Songbirds are often found flitting around the brush and I encountered a prairie warbler near the ruins of an old house on the hill.  It’s the first time I’ve seen this distinctive bird that appears to be wearing spectacles.  

A female yellow-rumped warbler was also perched nearby, with the slightest hint of yellow on her cap as well.

These ruins were not accessible due to thick brush in years past, but hurricane Irma has now cleared the way for a closer exploration.  This old house overlooked the salt pond on Raccoon Cay.  The construction and walls of these structures are made of the limestone “iron rock” and conch shells and must have taken quite an effort to build.

Thousands of butterflies are still enjoying the new blooms of bay cedar and beach succulents.  The Miami blue’s and Bartram’s scrub hairstreaks are still the predominate local species, with an occasional fritillary or Great southern white.

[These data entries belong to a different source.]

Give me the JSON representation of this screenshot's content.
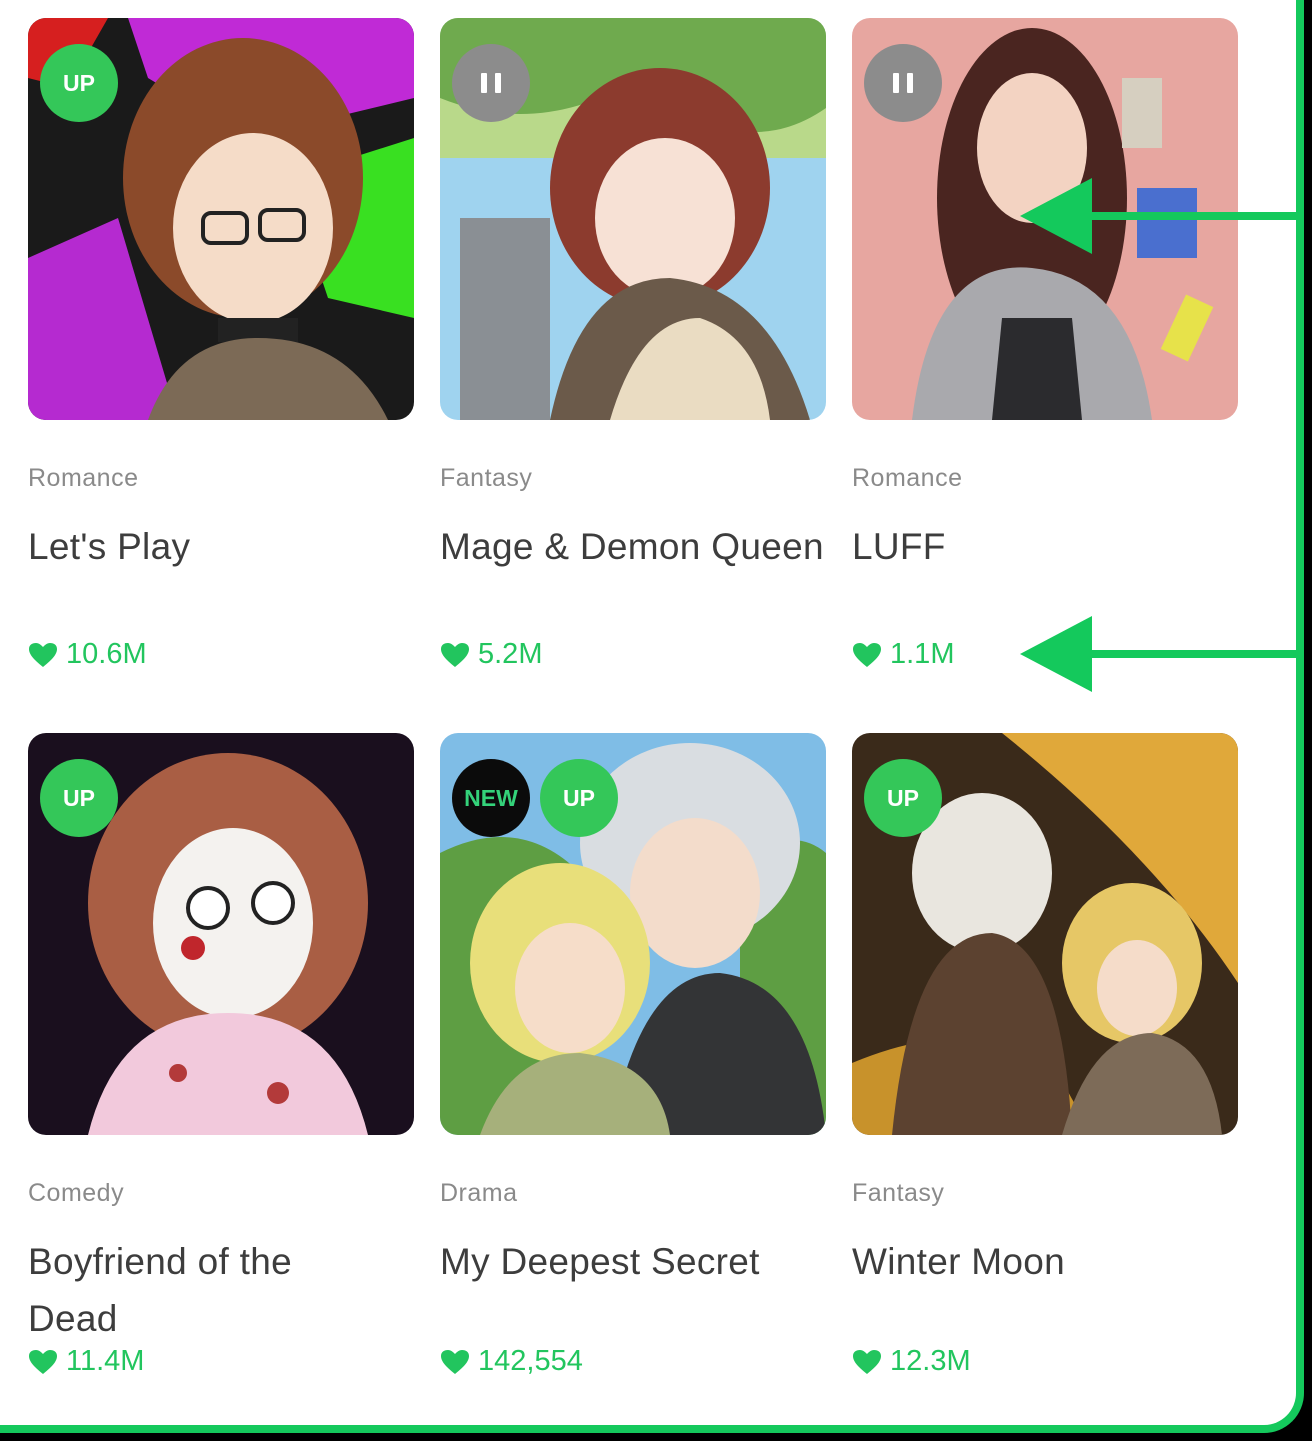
{
  "colors": {
    "accent_green": "#14c95c",
    "likes_green": "#22c55e",
    "up_badge": "#34c759",
    "pause_badge": "#8c8c8c",
    "new_badge": "#0b0b0b"
  },
  "cards": [
    {
      "genre": "Romance",
      "title": "Let's Play",
      "likes": "10.6M",
      "badges": [
        {
          "type": "up",
          "label": "UP"
        }
      ]
    },
    {
      "genre": "Fantasy",
      "title": "Mage & Demon Queen",
      "likes": "5.2M",
      "badges": [
        {
          "type": "pause",
          "label": "pause-icon"
        }
      ]
    },
    {
      "genre": "Romance",
      "title": "LUFF",
      "likes": "1.1M",
      "badges": [
        {
          "type": "pause",
          "label": "pause-icon"
        }
      ]
    },
    {
      "genre": "Comedy",
      "title": "Boyfriend of the Dead",
      "likes": "11.4M",
      "badges": [
        {
          "type": "up",
          "label": "UP"
        }
      ]
    },
    {
      "genre": "Drama",
      "title": "My Deepest Secret",
      "likes": "142,554",
      "badges": [
        {
          "type": "new",
          "label": "NEW"
        },
        {
          "type": "up",
          "label": "UP"
        }
      ]
    },
    {
      "genre": "Fantasy",
      "title": "Winter Moon",
      "likes": "12.3M",
      "badges": [
        {
          "type": "up",
          "label": "UP"
        }
      ]
    }
  ]
}
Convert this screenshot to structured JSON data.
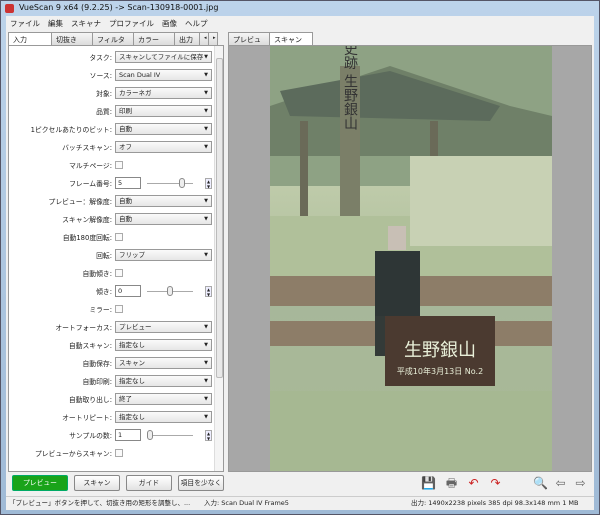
{
  "window": {
    "title": "VueScan 9 x64 (9.2.25) -> Scan-130918-0001.jpg"
  },
  "menu": [
    "ファイル",
    "編集",
    "スキャナ",
    "プロファイル",
    "画像",
    "ヘルプ"
  ],
  "left_tabs": [
    "入力",
    "切抜き",
    "フィルタ",
    "カラー",
    "出力"
  ],
  "right_tabs": [
    "プレビュー",
    "スキャン"
  ],
  "settings": [
    {
      "label": "タスク:",
      "type": "select",
      "value": "スキャンしてファイルに保存"
    },
    {
      "label": "ソース:",
      "type": "select",
      "value": "Scan Dual IV"
    },
    {
      "label": "対象:",
      "type": "select",
      "value": "カラーネガ"
    },
    {
      "label": "品質:",
      "type": "select",
      "value": "印刷"
    },
    {
      "label": "1ピクセルあたりのビット:",
      "type": "select",
      "value": "自動"
    },
    {
      "label": "バッチスキャン:",
      "type": "select",
      "value": "オフ"
    },
    {
      "label": "マルチページ:",
      "type": "checkbox",
      "value": ""
    },
    {
      "label": "フレーム番号:",
      "type": "number",
      "value": "5",
      "slider": 0.8
    },
    {
      "label": "プレビュー：解像度:",
      "type": "select",
      "value": "自動"
    },
    {
      "label": "スキャン解像度:",
      "type": "select",
      "value": "自動"
    },
    {
      "label": "自動180度回転:",
      "type": "checkbox",
      "value": ""
    },
    {
      "label": "回転:",
      "type": "select",
      "value": "フリップ"
    },
    {
      "label": "自動傾き:",
      "type": "checkbox",
      "value": ""
    },
    {
      "label": "傾き:",
      "type": "number",
      "value": "0",
      "slider": 0.5
    },
    {
      "label": "ミラー:",
      "type": "checkbox",
      "value": ""
    },
    {
      "label": "オートフォーカス:",
      "type": "select",
      "value": "プレビュー"
    },
    {
      "label": "自動スキャン:",
      "type": "select",
      "value": "指定なし"
    },
    {
      "label": "自動保存:",
      "type": "select",
      "value": "スキャン"
    },
    {
      "label": "自動印刷:",
      "type": "select",
      "value": "指定なし"
    },
    {
      "label": "自動取り出し:",
      "type": "select",
      "value": "終了"
    },
    {
      "label": "オートリピート:",
      "type": "select",
      "value": "指定なし"
    },
    {
      "label": "サンプルの数:",
      "type": "number",
      "value": "1",
      "slider": 0.0
    },
    {
      "label": "プレビューからスキャン:",
      "type": "checkbox",
      "value": ""
    }
  ],
  "buttons": {
    "preview": "プレビュー",
    "scan": "スキャン",
    "guide": "ガイド",
    "fewer": "項目を少なく"
  },
  "status": {
    "hint": "「プレビュー」ボタンを押して、切抜き用の矩形を調整し、...",
    "input": "入力: Scan Dual IV Frame5",
    "output": "出力: 1490x2238 pixels 385 dpi 98.3x148 mm 1 MB"
  },
  "photo": {
    "sign": "生野銀山",
    "pillar": "史跡 生野銀山",
    "date": "平成10年3月13日 No.2"
  }
}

I read that the hairstreaks on the hind wings are wiggled to fool prey into thinking that this is their head so that they will simply rip off the tail wing if attacked.  

I’m assuming that this strategy worked for this butterfly.  

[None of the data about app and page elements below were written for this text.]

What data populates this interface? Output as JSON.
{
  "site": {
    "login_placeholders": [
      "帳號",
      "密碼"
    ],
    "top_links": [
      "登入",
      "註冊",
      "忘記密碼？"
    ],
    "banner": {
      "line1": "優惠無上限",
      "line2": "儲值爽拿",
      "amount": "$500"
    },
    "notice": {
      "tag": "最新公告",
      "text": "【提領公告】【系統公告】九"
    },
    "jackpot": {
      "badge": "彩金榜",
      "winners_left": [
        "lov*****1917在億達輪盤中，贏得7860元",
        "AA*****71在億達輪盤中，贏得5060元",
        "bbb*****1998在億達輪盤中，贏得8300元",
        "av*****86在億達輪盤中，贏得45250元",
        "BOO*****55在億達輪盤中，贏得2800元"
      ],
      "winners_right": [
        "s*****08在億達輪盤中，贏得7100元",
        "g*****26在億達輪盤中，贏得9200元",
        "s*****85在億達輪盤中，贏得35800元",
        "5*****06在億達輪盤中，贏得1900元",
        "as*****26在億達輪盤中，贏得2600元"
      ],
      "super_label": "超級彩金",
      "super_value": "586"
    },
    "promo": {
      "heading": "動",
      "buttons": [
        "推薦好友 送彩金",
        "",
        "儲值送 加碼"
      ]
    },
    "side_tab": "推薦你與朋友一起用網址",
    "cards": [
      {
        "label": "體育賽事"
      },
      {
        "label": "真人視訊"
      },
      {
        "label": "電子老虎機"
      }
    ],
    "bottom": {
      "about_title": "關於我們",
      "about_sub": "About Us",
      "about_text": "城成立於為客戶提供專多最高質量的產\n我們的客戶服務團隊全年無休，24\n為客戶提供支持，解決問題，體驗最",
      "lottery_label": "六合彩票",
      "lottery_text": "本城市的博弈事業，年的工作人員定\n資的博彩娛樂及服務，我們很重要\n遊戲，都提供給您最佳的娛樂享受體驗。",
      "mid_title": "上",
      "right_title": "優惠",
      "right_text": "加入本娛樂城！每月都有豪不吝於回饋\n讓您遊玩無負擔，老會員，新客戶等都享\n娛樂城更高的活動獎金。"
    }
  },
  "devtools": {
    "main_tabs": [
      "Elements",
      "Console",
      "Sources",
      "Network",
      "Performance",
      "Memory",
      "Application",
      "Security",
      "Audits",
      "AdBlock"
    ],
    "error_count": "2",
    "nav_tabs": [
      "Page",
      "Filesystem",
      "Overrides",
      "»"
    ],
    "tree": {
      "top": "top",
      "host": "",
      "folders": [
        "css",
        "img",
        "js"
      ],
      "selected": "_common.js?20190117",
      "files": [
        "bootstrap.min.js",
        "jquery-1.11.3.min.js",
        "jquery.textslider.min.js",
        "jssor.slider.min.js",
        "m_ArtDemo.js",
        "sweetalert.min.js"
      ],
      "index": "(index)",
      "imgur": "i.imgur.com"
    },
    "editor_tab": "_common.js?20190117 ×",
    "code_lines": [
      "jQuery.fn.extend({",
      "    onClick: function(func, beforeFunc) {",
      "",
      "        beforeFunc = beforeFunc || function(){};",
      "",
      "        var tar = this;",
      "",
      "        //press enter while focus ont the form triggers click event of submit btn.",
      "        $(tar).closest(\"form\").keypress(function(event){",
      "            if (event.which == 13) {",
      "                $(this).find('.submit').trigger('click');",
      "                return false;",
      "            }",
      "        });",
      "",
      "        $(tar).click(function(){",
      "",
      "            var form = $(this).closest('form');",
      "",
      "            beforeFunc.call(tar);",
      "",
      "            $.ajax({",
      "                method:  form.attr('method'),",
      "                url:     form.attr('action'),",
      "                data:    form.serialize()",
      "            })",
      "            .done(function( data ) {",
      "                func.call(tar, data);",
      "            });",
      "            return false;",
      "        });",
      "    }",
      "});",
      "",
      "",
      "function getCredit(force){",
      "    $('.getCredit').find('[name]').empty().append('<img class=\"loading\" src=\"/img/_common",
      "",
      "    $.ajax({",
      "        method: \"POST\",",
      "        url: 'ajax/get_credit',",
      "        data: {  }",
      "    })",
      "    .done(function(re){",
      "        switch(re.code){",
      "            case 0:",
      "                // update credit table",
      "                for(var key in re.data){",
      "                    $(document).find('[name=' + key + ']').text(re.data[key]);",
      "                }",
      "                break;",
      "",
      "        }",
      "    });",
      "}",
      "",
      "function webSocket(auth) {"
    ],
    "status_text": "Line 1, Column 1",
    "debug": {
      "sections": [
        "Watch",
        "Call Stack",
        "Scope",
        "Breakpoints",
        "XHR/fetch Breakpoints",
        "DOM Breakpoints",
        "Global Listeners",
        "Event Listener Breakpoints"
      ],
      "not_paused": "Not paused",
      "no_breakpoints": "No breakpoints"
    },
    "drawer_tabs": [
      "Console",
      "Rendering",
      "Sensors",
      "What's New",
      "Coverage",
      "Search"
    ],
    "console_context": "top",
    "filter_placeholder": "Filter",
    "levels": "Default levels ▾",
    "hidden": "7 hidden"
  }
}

In fact, now that I look closely, it seems as though the eye-spots on the Miami blue might serve the same purpose.

The calm days bring good fishing and eating.  Our diet has consisted of a LOT of sushi lately, in addition to grilled fish, fish tacos and fish chowder.  The cero mackerel and mutton snapper were perfect for sushi.

The underwater scenery has been just as interesting.  I found a unique green/brown coloration of a rosy blenny, complete with a yellow anal fin.  

Mark chased a pair of spadefish towards me for a photo op.  When I floated still underwater they would circle around and come back to take a closer look.

A few other usual suspects and colorful fish were photogenic.  

We are taking in all we can of these amazing Bahama blue waters that will be so hard for us to leave when the time comes.


© M&M 2019